  1. Senior Driver/Team Leader: With experience, you could move into a senior driver position, mentoring new staff and helping coordinate schedules.
  2. Transport Coordinator: This role involves planning and managing the transport schedules, liaising with service users, and ensuring that all transport needs are met.
  3. Training and Development: Experienced drivers could move into training roles, providing instruction in driving, safety, and customer service.
  4. Managerial Roles: Leadership positions such as transport manager or operations manager involve overseeing all aspects of the transport service, including budget management, staff oversight, and service quality.
  5. Related Health and Social Care Roles: With additional qualifications, you could transition into other health and social care positions, such as a support worker or occupational therapist.

Frequently Asked Questions (FAQ)

How many hours do Community Transport Drivers work?

The hours can vary widely. Some roles may offer part-time or flexible working hours, while others may require full-time commitments, including evenings and weekends.

What is the salary range for a Community Transport Driver?

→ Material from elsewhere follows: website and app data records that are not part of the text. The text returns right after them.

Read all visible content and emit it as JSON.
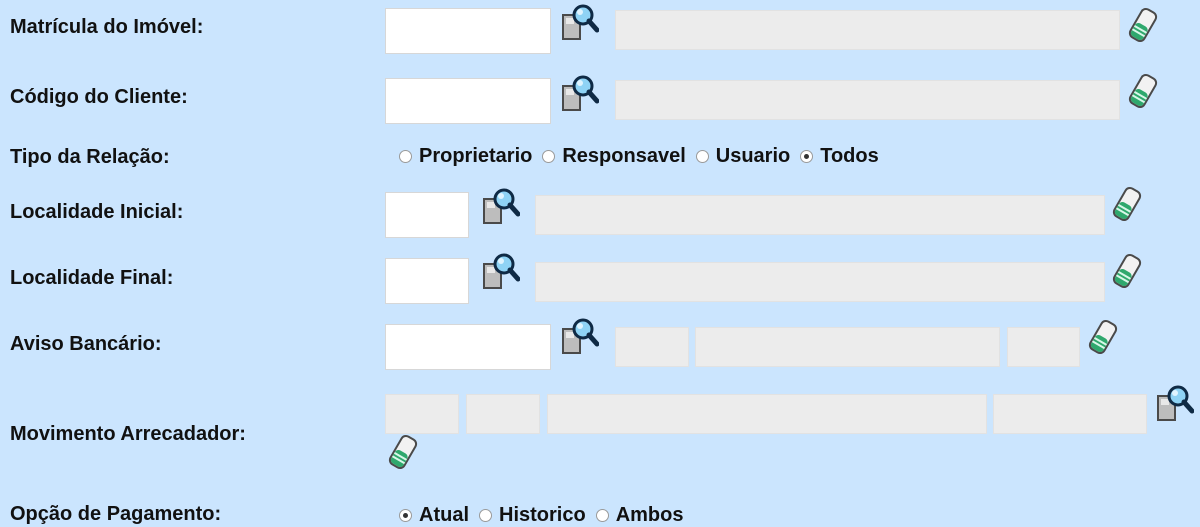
{
  "form": {
    "matricula": {
      "label": "Matrícula do Imóvel:"
    },
    "codigo_cliente": {
      "label": "Código do Cliente:"
    },
    "tipo_relacao": {
      "label": "Tipo da Relação:",
      "options": [
        "Proprietario",
        "Responsavel",
        "Usuario",
        "Todos"
      ],
      "selected": "Todos"
    },
    "localidade_inicial": {
      "label": "Localidade Inicial:"
    },
    "localidade_final": {
      "label": "Localidade Final:"
    },
    "aviso_bancario": {
      "label": "Aviso Bancário:"
    },
    "movimento_arrecadador": {
      "label": "Movimento Arrecadador:"
    },
    "opcao_pagamento": {
      "label": "Opção de Pagamento:",
      "options": [
        "Atual",
        "Historico",
        "Ambos"
      ],
      "selected": "Atual"
    }
  },
  "icons": {
    "search": "magnifier-search-icon",
    "clear": "eraser-clear-icon"
  },
  "colors": {
    "background": "#cbe5fe",
    "input_bg": "#ffffff",
    "readonly_bg": "#ececec"
  }
}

Salaries can vary depending on the employer and location. On average, starting salaries might range from £18,000 to £22,000 per year, with potential increases as you gain experience or take on additional responsibilities.

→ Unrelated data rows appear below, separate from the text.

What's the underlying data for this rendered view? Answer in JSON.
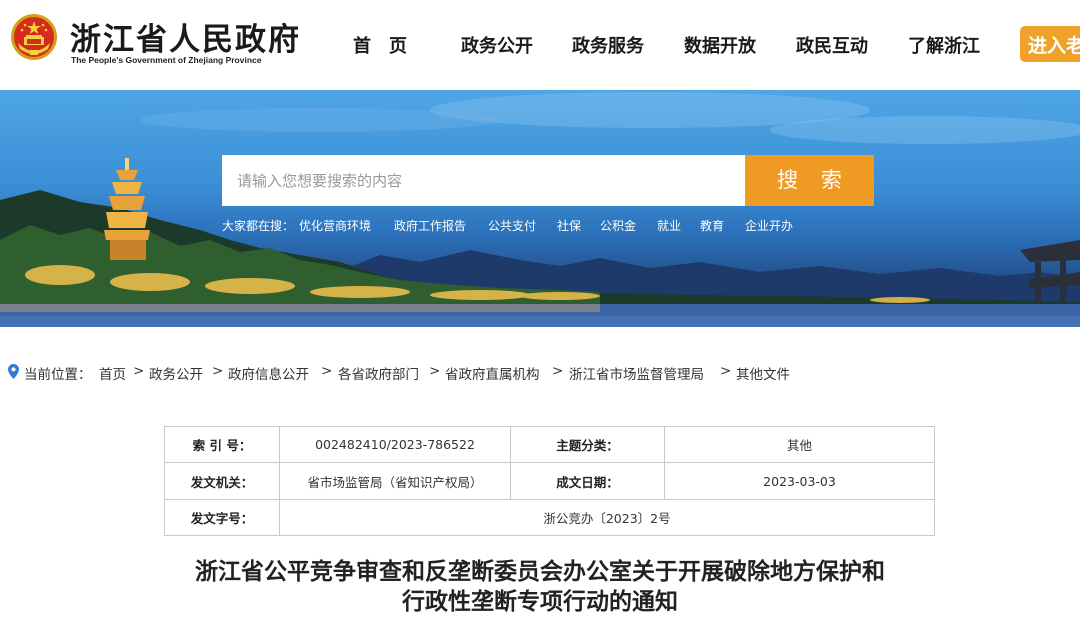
{
  "header": {
    "title": "浙江省人民政府",
    "subtitle": "The People's Government of Zhejiang Province",
    "nav": [
      "首　页",
      "政务公开",
      "政务服务",
      "数据开放",
      "政民互动",
      "了解浙江"
    ],
    "enter_label": "进入老",
    "accent": "#f0a12a"
  },
  "banner": {
    "search_placeholder": "请输入您想要搜索的内容",
    "search_button": "搜 索",
    "hot_label": "大家都在搜：",
    "hot_items": [
      "优化营商环境",
      "政府工作报告",
      "公共支付",
      "社保",
      "公积金",
      "就业",
      "教育",
      "企业开办"
    ]
  },
  "breadcrumb": {
    "prefix": "当前位置：",
    "items": [
      "首页",
      "政务公开",
      "政府信息公开",
      "各省政府部门",
      "省政府直属机构",
      "浙江省市场监督管理局",
      "其他文件"
    ],
    "separator": ">"
  },
  "meta": {
    "index_label": "索 引 号：",
    "index_value": "002482410/2023-786522",
    "topic_label": "主题分类：",
    "topic_value": "其他",
    "issuer_label": "发文机关：",
    "issuer_value": "省市场监管局（省知识产权局）",
    "date_label": "成文日期：",
    "date_value": "2023-03-03",
    "docno_label": "发文字号：",
    "docno_value": "浙公竞办〔2023〕2号"
  },
  "document": {
    "title_line1": "浙江省公平竞争审查和反垄断委员会办公室关于开展破除地方保护和",
    "title_line2": "行政性垄断专项行动的通知"
  }
}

Do I need my own vehicle for this job?

Typically, no. Most employers provide the vehicle you will be driving.

Is it a secure job?

Community transport services are in demand, particularly as populations age and mobility issues become more prevalent. However, like all public service roles, job security can depend on funding and budget considerations.

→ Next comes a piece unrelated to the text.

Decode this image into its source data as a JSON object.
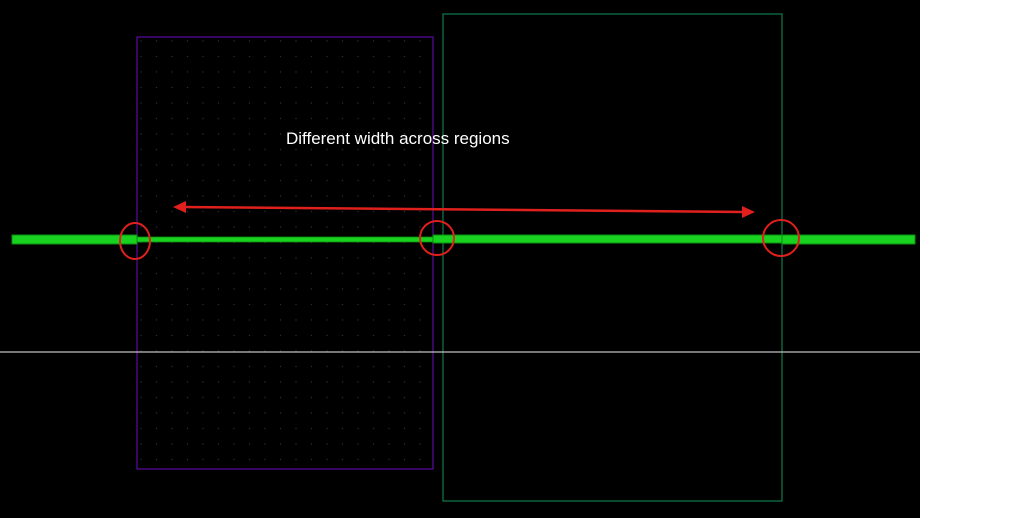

Do I get any additional benefits?

Benefits may include pension schemes, holiday pay, and opportunities for additional training and development.

How does this job impact my work-life balance?

The impact on work-life balance can vary based on the specific role and employer. Many community transport roles offer part-time opportunities, which can provide a good work-life balance.

Are there risks involved with this job?

While driving always involves some level of risk, strict adherence to safety protocols and regulations can minimise these risks. The training provided will equip you with the knowledge to handle emergencies and difficult situations effectively.

What are the best parts of this job?

Many find this role fulfilling due to the direct positive impact on the lives of vulnerable individuals. Building relationships with regular passengers can also be rewarding.

Can I do this job if I have a medical condition?

This would depend on the medical condition. A medical examination is generally required to ensure you are fit to drive. It’s best to discuss your specific circumstances with potential employers.

Is there any career advancement support?

Many employers offer ongoing training and development opportunities, which can help you progress in your career.

Do I need to wear a uniform?

This depends on the employer. Some organisations require a uniform or specific dress code, while others may have more relaxed requirements.

Can I choose my routes?

Usually, routes are pre-determined by the employer to meet the needs of the service users. However, experienced drivers may have some input into route planning.

Is prior experience mandatory?

While prior experience in a similar role is beneficial, it is not always mandatory. Employers often provide comprehensive training for new recruits.


Becoming a Community Transport Driver can be a meaningful and rewarding career, impacting the lives of many who need support. From driving a variety of vehicles to assisting passengers with diverse needs, this role requires a unique blend of skills and personal attributes.

The career also offers opportunities for progression and specialisation, catering to your professional development.

Whether you’re looking to start a new career or transition from another field, the role of a Community Transport Driver presents a commendable path to fulfilling work in the health and social care sector.

How useful was this post?

Click on a star to rate it!

As you found this post useful...

Follow us on social media!

We are sorry that this post was not useful for you!

Let us improve this post!

Tell us how we can improve this post?

You cannot copy content of this page